This is a series of 11 black painted canvases mounted on plywood walls. In a steady progression the canvases contain the same figurative image that grows more and more abstracted as you move from right to left. Rirkrit Tiravanija, a professor at Columbia University, used chalk to create his images and because the panels are positioned so close to one another anytime someone walked through the apertures between them they inadvertently smudged and smeared the charm. With a sleeve, with a purse, with a hand. I am not sure whether this interaction was the artist’s intention, but it certainly made the experience that much more interesting. You, as a spectator, suddenly contributed to the work. The canvases are too large and the space is too narrow to make our anything in the way of composition, but I think the main objective of the installation was to engage the viewer, and Tiravanija achieved the task splendidly.
Anish Kapoor at Lisson Gallery
Did I say that Kapoor was an “expected staple” at art fairs? Well, that’s a fact nowadays. Just think back to any of the recent art fairs and you will recall at least 4-5 of these half-domes at each major fair and it’s usually the same galleries that bring them. Each small Untitled work costs about £325,000 or half a million USD. The large versions run close to a $1 million. They range from matte graphite gray, to gold, to a pearlescent burgundy, to white and all other possible colors and are a hypnotic experience for any viewer. This and the super star name attached to the work, certainly make them a hot commodity among collectors.
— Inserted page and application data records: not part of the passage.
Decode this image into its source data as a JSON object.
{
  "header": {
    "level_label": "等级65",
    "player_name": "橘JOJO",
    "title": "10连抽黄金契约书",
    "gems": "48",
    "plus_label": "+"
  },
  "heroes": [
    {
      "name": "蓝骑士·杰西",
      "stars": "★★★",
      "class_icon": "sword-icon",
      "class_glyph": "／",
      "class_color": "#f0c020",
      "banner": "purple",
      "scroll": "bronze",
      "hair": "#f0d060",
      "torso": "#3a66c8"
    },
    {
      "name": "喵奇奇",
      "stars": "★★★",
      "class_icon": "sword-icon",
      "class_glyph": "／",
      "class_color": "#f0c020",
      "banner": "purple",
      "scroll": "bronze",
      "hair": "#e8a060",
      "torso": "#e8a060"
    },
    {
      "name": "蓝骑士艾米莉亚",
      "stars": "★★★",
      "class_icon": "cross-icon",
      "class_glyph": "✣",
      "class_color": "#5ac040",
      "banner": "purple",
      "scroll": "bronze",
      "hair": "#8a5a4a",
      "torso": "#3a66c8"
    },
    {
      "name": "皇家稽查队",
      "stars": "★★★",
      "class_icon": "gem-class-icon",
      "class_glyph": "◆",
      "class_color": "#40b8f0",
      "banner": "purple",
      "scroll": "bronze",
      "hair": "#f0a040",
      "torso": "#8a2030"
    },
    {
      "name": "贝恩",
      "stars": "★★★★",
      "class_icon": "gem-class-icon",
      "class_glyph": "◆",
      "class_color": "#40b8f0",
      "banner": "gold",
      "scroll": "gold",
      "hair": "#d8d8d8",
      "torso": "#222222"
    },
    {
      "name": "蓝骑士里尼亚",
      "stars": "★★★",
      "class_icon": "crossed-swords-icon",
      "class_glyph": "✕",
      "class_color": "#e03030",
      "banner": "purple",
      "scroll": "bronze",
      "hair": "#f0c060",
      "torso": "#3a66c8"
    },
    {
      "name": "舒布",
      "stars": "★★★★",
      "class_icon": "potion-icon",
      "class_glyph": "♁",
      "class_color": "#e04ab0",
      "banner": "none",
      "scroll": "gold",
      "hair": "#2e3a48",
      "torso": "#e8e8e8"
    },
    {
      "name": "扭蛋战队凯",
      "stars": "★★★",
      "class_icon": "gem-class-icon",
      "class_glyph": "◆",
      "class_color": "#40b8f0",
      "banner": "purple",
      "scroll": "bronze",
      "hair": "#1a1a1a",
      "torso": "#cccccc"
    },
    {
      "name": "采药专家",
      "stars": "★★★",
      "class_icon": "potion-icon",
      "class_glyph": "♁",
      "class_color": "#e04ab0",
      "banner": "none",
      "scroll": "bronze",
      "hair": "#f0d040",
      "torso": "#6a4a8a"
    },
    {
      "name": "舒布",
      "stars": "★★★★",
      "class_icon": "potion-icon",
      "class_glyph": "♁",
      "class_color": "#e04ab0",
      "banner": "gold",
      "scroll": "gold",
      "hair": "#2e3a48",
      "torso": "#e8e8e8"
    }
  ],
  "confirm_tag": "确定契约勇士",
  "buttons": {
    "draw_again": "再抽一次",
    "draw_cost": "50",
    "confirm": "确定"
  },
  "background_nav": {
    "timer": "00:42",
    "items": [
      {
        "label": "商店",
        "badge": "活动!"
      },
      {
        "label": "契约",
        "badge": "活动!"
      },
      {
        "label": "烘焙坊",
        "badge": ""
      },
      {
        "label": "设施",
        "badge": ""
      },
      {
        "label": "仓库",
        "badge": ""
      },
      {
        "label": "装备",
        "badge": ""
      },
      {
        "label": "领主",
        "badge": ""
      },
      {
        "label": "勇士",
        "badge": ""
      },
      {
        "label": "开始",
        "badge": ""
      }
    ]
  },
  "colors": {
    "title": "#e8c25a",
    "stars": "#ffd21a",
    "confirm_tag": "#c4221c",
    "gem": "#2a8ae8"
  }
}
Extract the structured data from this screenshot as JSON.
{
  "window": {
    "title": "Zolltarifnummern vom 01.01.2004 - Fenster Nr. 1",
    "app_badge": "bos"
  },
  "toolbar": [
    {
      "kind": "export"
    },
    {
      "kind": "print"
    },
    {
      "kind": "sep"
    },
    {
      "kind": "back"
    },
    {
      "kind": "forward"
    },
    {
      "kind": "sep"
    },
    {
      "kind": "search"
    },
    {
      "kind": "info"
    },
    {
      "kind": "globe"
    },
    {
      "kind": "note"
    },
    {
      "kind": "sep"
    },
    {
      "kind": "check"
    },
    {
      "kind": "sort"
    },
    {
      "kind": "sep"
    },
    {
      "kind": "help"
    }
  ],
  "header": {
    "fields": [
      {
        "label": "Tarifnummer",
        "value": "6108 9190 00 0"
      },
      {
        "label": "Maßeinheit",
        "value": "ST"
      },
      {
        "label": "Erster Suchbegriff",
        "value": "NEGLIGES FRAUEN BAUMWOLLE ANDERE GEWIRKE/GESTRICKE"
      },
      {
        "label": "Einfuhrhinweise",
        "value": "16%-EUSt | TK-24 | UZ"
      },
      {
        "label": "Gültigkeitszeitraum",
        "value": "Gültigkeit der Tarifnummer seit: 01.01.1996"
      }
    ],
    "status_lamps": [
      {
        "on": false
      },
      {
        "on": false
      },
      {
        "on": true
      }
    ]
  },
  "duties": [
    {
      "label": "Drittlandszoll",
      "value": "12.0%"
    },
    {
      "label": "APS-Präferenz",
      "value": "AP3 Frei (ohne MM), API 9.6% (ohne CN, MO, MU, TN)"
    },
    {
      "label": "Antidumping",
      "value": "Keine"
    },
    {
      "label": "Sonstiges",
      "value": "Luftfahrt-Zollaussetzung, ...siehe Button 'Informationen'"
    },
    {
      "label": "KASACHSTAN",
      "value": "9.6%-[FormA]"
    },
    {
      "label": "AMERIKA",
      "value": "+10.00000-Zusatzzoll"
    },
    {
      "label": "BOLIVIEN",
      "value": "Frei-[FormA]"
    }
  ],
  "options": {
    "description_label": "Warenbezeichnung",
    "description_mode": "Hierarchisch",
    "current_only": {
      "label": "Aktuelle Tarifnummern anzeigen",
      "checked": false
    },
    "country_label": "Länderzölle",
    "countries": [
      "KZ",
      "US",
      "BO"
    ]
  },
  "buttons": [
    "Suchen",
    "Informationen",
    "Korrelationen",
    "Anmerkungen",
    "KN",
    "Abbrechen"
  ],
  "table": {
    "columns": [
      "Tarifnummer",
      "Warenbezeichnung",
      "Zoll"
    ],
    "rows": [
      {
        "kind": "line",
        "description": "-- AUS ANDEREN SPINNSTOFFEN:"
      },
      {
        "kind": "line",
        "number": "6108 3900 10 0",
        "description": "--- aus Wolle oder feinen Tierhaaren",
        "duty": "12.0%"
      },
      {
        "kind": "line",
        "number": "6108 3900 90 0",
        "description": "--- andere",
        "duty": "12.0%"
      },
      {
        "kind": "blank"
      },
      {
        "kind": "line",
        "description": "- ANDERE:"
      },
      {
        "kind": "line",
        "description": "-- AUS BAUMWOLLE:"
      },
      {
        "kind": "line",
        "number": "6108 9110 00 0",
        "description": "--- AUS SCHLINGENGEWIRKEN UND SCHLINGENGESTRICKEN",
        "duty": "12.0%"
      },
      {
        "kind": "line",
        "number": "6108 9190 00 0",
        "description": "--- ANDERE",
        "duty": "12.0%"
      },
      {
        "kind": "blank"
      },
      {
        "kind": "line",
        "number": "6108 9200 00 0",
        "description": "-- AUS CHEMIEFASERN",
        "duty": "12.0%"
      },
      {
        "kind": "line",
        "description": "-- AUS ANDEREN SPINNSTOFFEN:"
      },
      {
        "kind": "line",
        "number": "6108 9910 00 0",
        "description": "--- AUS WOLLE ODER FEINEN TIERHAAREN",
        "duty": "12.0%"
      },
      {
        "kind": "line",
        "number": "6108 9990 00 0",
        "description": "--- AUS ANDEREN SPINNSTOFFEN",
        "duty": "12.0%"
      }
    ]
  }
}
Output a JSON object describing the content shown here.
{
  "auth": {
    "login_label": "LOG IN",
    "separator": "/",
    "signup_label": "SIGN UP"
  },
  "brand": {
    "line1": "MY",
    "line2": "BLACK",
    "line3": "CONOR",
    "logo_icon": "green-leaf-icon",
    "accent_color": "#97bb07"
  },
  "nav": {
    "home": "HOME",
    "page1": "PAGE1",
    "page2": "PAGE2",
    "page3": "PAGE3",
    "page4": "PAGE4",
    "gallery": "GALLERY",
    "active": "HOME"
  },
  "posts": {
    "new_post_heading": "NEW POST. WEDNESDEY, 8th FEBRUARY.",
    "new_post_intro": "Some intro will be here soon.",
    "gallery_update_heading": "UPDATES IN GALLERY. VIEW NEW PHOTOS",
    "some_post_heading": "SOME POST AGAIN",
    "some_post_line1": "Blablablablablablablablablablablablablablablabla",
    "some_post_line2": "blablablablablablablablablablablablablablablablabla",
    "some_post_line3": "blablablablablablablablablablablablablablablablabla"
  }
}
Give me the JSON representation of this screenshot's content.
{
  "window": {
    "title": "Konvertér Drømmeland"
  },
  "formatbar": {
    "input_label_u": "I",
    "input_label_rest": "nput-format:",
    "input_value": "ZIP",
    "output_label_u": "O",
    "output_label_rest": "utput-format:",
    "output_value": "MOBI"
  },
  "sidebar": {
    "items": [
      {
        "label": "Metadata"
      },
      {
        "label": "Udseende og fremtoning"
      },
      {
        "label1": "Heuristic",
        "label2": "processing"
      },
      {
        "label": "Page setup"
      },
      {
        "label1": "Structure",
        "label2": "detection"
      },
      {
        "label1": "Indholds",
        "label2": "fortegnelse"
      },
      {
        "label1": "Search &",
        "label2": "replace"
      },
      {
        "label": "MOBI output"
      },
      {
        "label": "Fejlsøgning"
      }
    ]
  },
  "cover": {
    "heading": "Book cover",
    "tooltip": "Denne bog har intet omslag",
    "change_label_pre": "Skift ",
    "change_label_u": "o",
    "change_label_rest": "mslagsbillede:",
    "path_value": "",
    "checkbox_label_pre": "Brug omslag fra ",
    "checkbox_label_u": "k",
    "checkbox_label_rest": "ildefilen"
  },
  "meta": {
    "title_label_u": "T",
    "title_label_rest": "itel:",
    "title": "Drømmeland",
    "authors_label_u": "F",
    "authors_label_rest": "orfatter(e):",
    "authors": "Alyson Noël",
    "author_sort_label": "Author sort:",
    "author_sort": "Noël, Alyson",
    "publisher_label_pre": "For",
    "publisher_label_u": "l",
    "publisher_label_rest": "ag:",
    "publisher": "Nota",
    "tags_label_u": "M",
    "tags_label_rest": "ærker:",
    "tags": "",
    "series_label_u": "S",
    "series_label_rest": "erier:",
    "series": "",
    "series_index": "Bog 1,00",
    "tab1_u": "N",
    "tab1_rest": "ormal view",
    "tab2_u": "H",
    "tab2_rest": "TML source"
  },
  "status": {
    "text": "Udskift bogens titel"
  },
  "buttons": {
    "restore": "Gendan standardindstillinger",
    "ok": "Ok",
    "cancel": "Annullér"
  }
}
Lisson Gallery typically sells (or maybe even pre-sells) theirs within the first hours of the VIP preview.
Jeppe Hein at 303 Gallery
Hein’s Corner Wall, or more precisely its positioning in relationship to the walls reminded me of Richard Serra’s recent works at Gagosian Gallery.
Rodney Graham at 303 Gallery
There is just a wonderful sense of lightness and humor in this work. In October the artist performed with Kim Gordon during Frieze Art Week in London. Graham represented Canada at the 1997 Venice Biennale.
This article and images featured in this article © galleryIntell.